The amounts of optional functional components in the compositions of the present invention are generally up to 5 weight percent, more desirably from about 0.1 to about 5 and preferably from about 0.1 to about 1 weight percent. The particular relationship between the amounts and types of the above components is by weight.

Recipe I: Synthetic Oil Based Recipe

Quantity
used for a
10 gallon
IngredientManufacturerbatch (lbs)Wt. Percent
PAO-40 Mobil SHF4Mobil4.56745.67%
(base oil)
Polybutene H100Chemcentral2.85528.55%
Polybutene H300Ciba2.09320.93%
Irganox L135Ciba Gigy0.045 0.45%
(antioxidant)
Aerosil 300VS -Degussa0.400 4.00%
Hydrophilic Silica
Polyglycol 2000Dow Chemical0.041 0.41%
(coupling agent)
Total10.00  100%

The gels can be prepared by any method that disperses the silica and the other components uniformly in the oils. Such procedures are disclosed in the prior art. A preferred procedure is listed below.

Procedure

Mix the H100, H300 and SHF4 in a beaker on a hot plate at about 70-80C using a spatula or other mixing technique.

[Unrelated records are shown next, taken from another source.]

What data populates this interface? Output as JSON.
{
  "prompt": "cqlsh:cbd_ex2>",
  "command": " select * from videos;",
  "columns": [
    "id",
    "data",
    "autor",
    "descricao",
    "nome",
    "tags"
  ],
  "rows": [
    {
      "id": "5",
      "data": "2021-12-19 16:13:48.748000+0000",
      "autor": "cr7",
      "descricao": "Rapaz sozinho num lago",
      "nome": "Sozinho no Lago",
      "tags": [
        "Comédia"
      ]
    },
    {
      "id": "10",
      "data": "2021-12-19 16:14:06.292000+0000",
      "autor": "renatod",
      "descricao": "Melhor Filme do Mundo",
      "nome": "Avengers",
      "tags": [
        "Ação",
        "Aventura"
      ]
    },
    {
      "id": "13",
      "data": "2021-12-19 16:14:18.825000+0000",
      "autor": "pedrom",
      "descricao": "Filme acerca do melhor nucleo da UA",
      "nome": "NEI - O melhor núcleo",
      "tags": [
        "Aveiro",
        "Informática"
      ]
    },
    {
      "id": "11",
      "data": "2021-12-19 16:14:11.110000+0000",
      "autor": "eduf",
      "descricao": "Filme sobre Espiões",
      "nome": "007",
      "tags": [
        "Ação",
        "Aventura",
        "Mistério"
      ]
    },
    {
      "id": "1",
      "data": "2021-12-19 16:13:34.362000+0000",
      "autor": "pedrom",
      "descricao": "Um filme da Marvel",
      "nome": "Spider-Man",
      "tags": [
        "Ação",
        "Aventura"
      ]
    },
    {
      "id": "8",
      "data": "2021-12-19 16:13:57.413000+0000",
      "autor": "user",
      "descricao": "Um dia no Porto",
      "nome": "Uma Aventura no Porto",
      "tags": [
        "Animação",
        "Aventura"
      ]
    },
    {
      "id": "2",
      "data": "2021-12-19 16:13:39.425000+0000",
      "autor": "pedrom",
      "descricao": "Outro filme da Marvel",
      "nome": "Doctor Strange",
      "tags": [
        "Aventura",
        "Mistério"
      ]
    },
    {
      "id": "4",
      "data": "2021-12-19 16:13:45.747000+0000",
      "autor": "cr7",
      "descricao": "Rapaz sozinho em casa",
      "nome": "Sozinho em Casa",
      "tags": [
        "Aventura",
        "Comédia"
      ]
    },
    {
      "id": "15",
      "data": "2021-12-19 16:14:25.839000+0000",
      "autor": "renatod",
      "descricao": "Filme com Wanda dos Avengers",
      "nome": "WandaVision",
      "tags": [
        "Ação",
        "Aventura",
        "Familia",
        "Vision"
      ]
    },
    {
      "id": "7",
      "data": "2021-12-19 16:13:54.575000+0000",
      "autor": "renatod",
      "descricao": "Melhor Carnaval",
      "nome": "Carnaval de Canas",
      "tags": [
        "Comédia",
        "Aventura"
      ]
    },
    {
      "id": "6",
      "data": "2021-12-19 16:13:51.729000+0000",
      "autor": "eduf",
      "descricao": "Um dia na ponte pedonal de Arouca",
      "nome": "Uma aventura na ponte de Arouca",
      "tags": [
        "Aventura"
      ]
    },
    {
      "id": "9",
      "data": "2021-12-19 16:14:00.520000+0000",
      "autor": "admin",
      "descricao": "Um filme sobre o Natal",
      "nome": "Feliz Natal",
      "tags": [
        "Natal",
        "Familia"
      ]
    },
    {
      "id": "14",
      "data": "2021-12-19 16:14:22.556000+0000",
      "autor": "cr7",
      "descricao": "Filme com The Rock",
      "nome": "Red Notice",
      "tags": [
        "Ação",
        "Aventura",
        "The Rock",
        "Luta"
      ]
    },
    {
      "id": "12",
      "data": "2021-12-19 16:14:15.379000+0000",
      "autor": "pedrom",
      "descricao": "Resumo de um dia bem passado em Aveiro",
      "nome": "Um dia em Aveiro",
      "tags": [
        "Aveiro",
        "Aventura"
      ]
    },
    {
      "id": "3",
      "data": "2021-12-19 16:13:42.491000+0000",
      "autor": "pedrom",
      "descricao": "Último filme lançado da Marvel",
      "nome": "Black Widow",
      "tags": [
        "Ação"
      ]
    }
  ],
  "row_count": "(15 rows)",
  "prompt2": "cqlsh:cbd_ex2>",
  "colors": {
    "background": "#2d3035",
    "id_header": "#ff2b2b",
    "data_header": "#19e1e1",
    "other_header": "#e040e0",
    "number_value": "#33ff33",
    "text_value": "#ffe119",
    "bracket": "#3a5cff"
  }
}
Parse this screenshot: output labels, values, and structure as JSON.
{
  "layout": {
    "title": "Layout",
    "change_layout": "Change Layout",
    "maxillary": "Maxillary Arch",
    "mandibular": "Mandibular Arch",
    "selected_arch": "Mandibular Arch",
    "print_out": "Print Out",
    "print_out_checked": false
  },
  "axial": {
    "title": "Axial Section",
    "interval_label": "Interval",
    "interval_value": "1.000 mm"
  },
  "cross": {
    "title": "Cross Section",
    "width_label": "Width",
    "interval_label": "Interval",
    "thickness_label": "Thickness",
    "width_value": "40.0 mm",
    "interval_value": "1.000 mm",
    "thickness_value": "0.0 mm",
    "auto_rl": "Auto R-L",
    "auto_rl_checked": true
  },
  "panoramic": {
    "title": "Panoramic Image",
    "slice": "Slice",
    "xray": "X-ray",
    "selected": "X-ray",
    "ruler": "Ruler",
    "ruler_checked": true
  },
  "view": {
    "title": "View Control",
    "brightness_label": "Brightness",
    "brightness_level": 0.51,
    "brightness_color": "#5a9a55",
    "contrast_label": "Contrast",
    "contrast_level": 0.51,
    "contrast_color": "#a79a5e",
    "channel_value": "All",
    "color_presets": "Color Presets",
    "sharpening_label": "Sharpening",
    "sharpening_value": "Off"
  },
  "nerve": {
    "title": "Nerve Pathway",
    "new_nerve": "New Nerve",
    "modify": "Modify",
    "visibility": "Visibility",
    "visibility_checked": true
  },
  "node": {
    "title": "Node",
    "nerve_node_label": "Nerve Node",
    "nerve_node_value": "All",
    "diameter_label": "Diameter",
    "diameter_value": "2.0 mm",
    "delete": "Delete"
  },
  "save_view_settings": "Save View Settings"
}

Transfer the mixed base oils to the 2 gallon unit and maintain at 75F (Stirring: 25 rpm anchor; 6800 rpm disperser; 5500 rpm emulsifier). An example of such a unit may be the Ross Versamix unit available from Ross, Happague, N.Y.

Mix for 5 minutes and turn off disperser and emulsifier (to prevent possible shearing of polybutene). Turn on Mokon heating unit to 110° F. Batch temp is about 110 F. Stir for 15 minutes. (Stirring; Anchor 50 rpm; disperse and emulsifier 0 rpm).

Pull a sample out for ASTMD445 viscosity at 100° C.

Sample looks white and frothy at this stage with a lot of air entrapped

Put Irganox L135 and Aerosil 300 VS and mix for 5 mins (Stirring: 22 rpm anchor; 4050 rpm disperser; 4500 rpm emulsifier). Temp is about 110F. due to mixing.

Stop stirring, lift mixer and clean mixer area and lid to remove solid silica.

Continue mixing for 10 mins (80 rpm anchor; 6450 rpm disperser; 0 rpm emulsifier)

Add polyglycol and mix 30 min ((80 rpm anchor; 6450 rpm disperser; 4500 rpm emulsifier).

Turn off stirring except anchor at 40 rpm. Pull vacuum till batch is clear. If necessary the mixture may be heated to >100° F. when the vacuum is applied. This can provide a thinner material that can degas more effectively.

While the invention has been explained in relation to its preferred embodiments, it is to be understood that various modifications thereof will become apparent to those skilled in the art upon reading the specification. Therefore, it is to be understood that the invention disclosed herein is intended to cover such modifications as fall within the scope of the appended claims.

Each of the documents referred to above is incorporated herein by reference. Except in the Examples, or where otherwise explicitly indicated, all numerical quantities in this description specifying amounts of materials, reaction conditions, molecular weights, number of carbon atoms, and the like, are to be understood as modified by the word “about.” Unless otherwise indicated, each chemical or composition referred to herein should be interpreted as being a commercial grade material which may contain the isomers, by-products, derivatives, and other such materials which are normally understood to be present in the commercial grade. However, the amount of each chemical component is presented exclusive of any solvent or diluent oil, which may be customarily present in the commercial material, unless otherwise indicated. It is to be understood that the upper and lower amount, range, and ratio limits set forth herein may be independently combined. While ranges are given for most of the elements of the invention independent of the ranges for other elements, it is anticipated that in more preferred embodiments of the invention, the elements of the invention are to be combined with the various (assorted) desired or preferred ranges for each element of the invention in various combinations.

As used herein, the expression “consisting essentially of” permits the inclusion of substances that do not materially affect the basic and novel characteristics of the composition under consideration. Comprising means having at least the listed elements and optionally a variety of other unnamed elements that might affect the basic characteristics of the composition.